The authors then checked to see which participants were still living by the end of the study period in 2014, and found 6,424 participants had passed away. They found that people who exhibited higher levels of trust tended to enjoy longer lives.
“Whether or not you trust other people, including strangers, makes a difference of about 10 months in terms of life expectancy,” says study co-author Alexander Miething, a researcher at Stockholm University, in a statement.
The study also showed that Americans were generally more likely to be suspicious of others, with distrusters outnumbering trusters 62 percent to 38 percent. They also found overall trust decreased from 43 percent of people in the 1980s to 34 percent in the 2000s.
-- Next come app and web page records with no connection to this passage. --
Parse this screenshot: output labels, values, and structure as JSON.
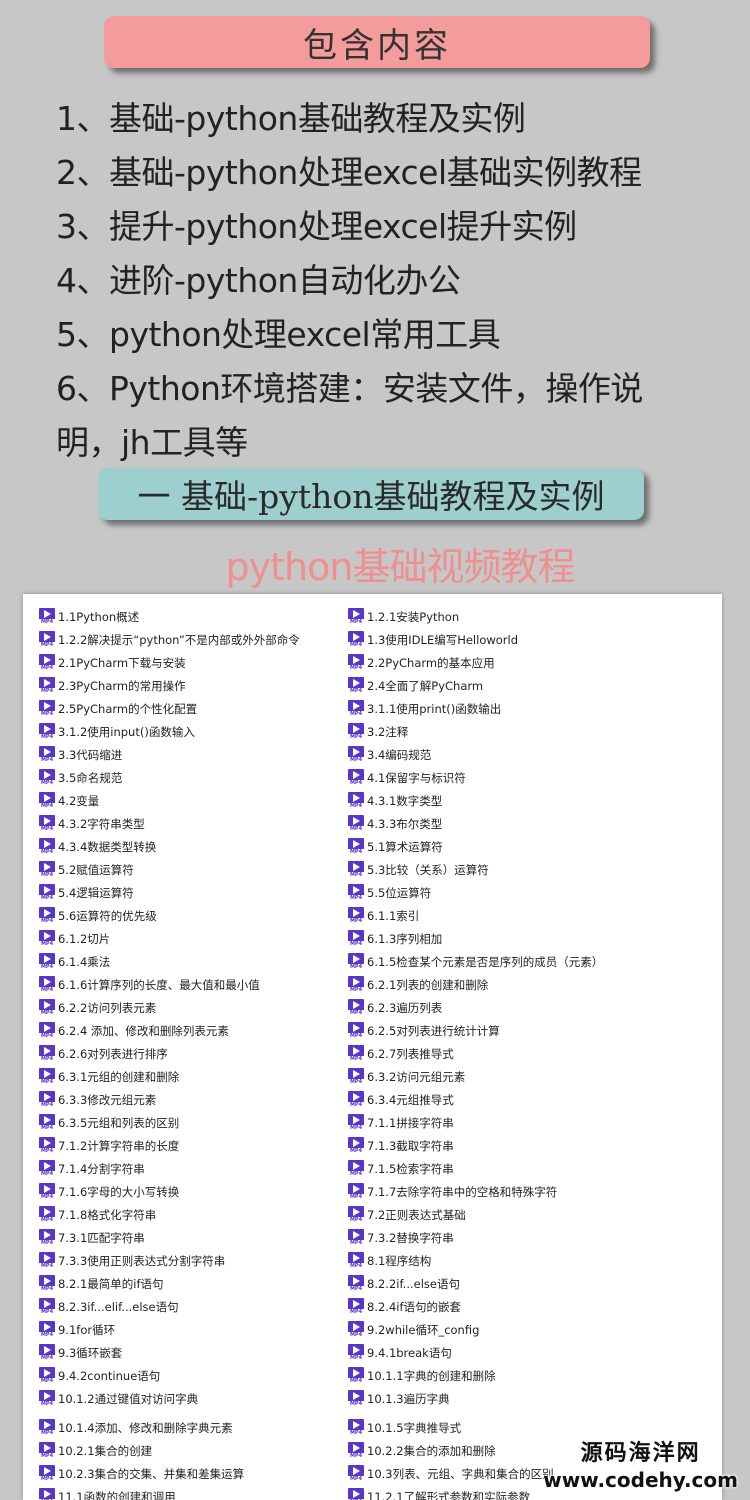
{
  "header": {
    "title": "包含内容"
  },
  "contents": [
    "1、基础-python基础教程及实例",
    "2、基础-python处理excel基础实例教程",
    "3、提升-python处理excel提升实例",
    "4、进阶-python自动化办公",
    "5、python处理excel常用工具",
    "6、Python环境搭建：安装文件，操作说明，jh工具等"
  ],
  "section": {
    "title": "一 基础-python基础教程及实例",
    "subtitle": "python基础视频教程"
  },
  "file_icon": "mp4-video-icon",
  "files": {
    "left": [
      "1.1Python概述",
      "1.2.2解决提示“python”不是内部或外外部命令",
      "2.1PyCharm下载与安装",
      "2.3PyCharm的常用操作",
      "2.5PyCharm的个性化配置",
      "3.1.2使用input()函数输入",
      "3.3代码缩进",
      "3.5命名规范",
      "4.2变量",
      "4.3.2字符串类型",
      "4.3.4数据类型转换",
      "5.2赋值运算符",
      "5.4逻辑运算符",
      "5.6运算符的优先级",
      "6.1.2切片",
      "6.1.4乘法",
      "6.1.6计算序列的长度、最大值和最小值",
      "6.2.2访问列表元素",
      "6.2.4 添加、修改和删除列表元素",
      "6.2.6对列表进行排序",
      "6.3.1元组的创建和删除",
      "6.3.3修改元组元素",
      "6.3.5元组和列表的区别",
      "7.1.2计算字符串的长度",
      "7.1.4分割字符串",
      "7.1.6字母的大小写转换",
      "7.1.8格式化字符串",
      "7.3.1匹配字符串",
      "7.3.3使用正则表达式分割字符串",
      "8.2.1最简单的if语句",
      "8.2.3if...elif...else语句",
      "9.1for循环",
      "9.3循环嵌套",
      "9.4.2continue语句",
      "10.1.2通过键值对访问字典",
      "10.1.4添加、修改和删除字典元素",
      "10.2.1集合的创建",
      "10.2.3集合的交集、并集和差集运算",
      "11.1函数的创建和调用"
    ],
    "right": [
      "1.2.1安装Python",
      "1.3使用IDLE编写Helloworld",
      "2.2PyCharm的基本应用",
      "2.4全面了解PyCharm",
      "3.1.1使用print()函数输出",
      "3.2注释",
      "3.4编码规范",
      "4.1保留字与标识符",
      "4.3.1数字类型",
      "4.3.3布尔类型",
      "5.1算术运算符",
      "5.3比较（关系）运算符",
      "5.5位运算符",
      "6.1.1索引",
      "6.1.3序列相加",
      "6.1.5检查某个元素是否是序列的成员（元素）",
      "6.2.1列表的创建和删除",
      "6.2.3遍历列表",
      "6.2.5对列表进行统计计算",
      "6.2.7列表推导式",
      "6.3.2访问元组元素",
      "6.3.4元组推导式",
      "7.1.1拼接字符串",
      "7.1.3截取字符串",
      "7.1.5检索字符串",
      "7.1.7去除字符串中的空格和特殊字符",
      "7.2正则表达式基础",
      "7.3.2替换字符串",
      "8.1程序结构",
      "8.2.2if...else语句",
      "8.2.4if语句的嵌套",
      "9.2while循环_config",
      "9.4.1break语句",
      "10.1.1字典的创建和删除",
      "10.1.3遍历字典",
      "10.1.5字典推导式",
      "10.2.2集合的添加和删除",
      "10.3列表、元组、字典和集合的区别",
      "11.2.1了解形式参数和实际参数"
    ]
  },
  "watermark": {
    "name": "源码海洋网",
    "url": "www.codehy.com"
  }
}
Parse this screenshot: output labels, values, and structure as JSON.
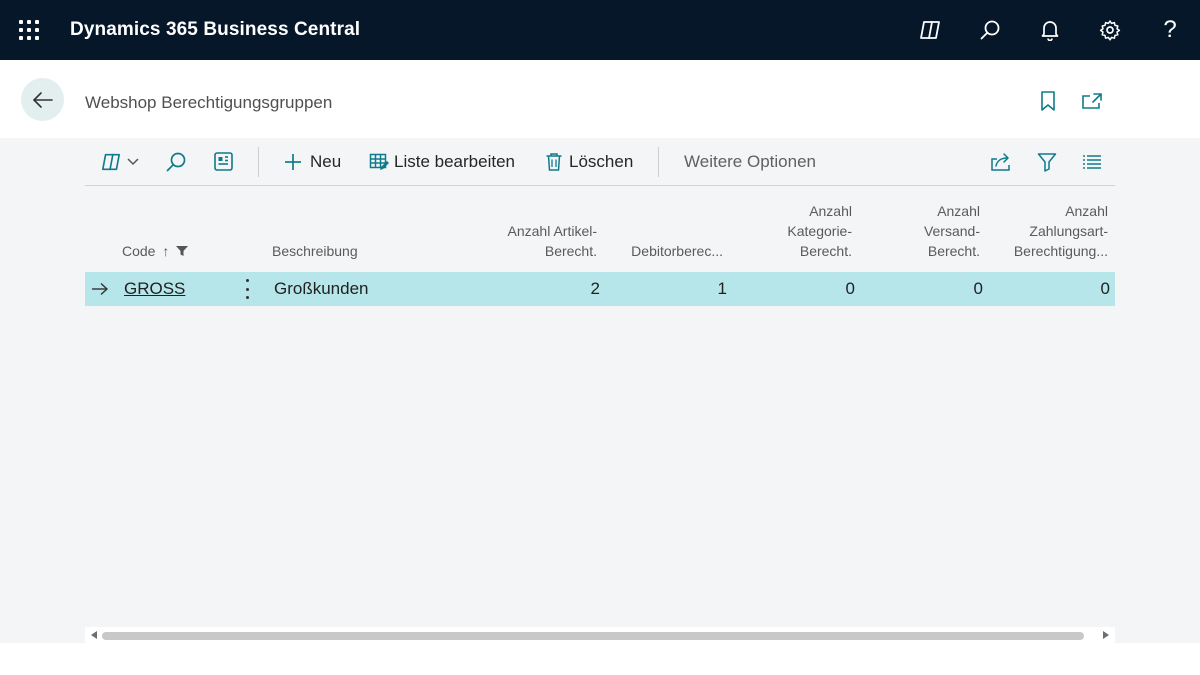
{
  "app": {
    "title": "Dynamics 365 Business Central",
    "icons": [
      "app-launcher-icon",
      "copilot-icon",
      "search-icon",
      "bell-icon",
      "gear-icon",
      "help-icon"
    ],
    "help_label": "?"
  },
  "header": {
    "title": "Webshop Berechtigungsgruppen",
    "icons": [
      "back-arrow-icon",
      "bookmark-icon",
      "open-new-window-icon"
    ]
  },
  "toolbar": {
    "new_label": "Neu",
    "edit_list_label": "Liste bearbeiten",
    "delete_label": "Löschen",
    "more_label": "Weitere Optionen",
    "icons": [
      "copilot-icon",
      "search-icon",
      "analysis-icon",
      "plus-icon",
      "edit-list-icon",
      "trash-icon",
      "share-icon",
      "filter-icon",
      "list-icon"
    ]
  },
  "table": {
    "columns": [
      {
        "line1": "",
        "line2": "",
        "line3": "Code"
      },
      {
        "line1": "",
        "line2": "",
        "line3": "Beschreibung"
      },
      {
        "line1": "",
        "line2": "Anzahl Artikel-",
        "line3": "Berecht."
      },
      {
        "line1": "",
        "line2": "",
        "line3": "Debitorberec..."
      },
      {
        "line1": "Anzahl",
        "line2": "Kategorie-",
        "line3": "Berecht."
      },
      {
        "line1": "Anzahl",
        "line2": "Versand-",
        "line3": "Berecht."
      },
      {
        "line1": "Anzahl",
        "line2": "Zahlungsart-",
        "line3": "Berechtigung..."
      }
    ],
    "sort_indicator": "↑",
    "rows": [
      {
        "code": "GROSS",
        "beschreibung": "Großkunden",
        "artikel": "2",
        "debitor": "1",
        "kategorie": "0",
        "versand": "0",
        "zahlungsart": "0"
      }
    ]
  },
  "colors": {
    "topbar": "#06172a",
    "selected_row": "#b6e6ea",
    "content_bg": "#f4f5f7"
  }
}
Miething says that people who live in communities where more residents tend to show distrusting attitudes were also likely to have shorter lifespans. “In those contexts, your risk of dying is higher than in places with more community trust,” he notes.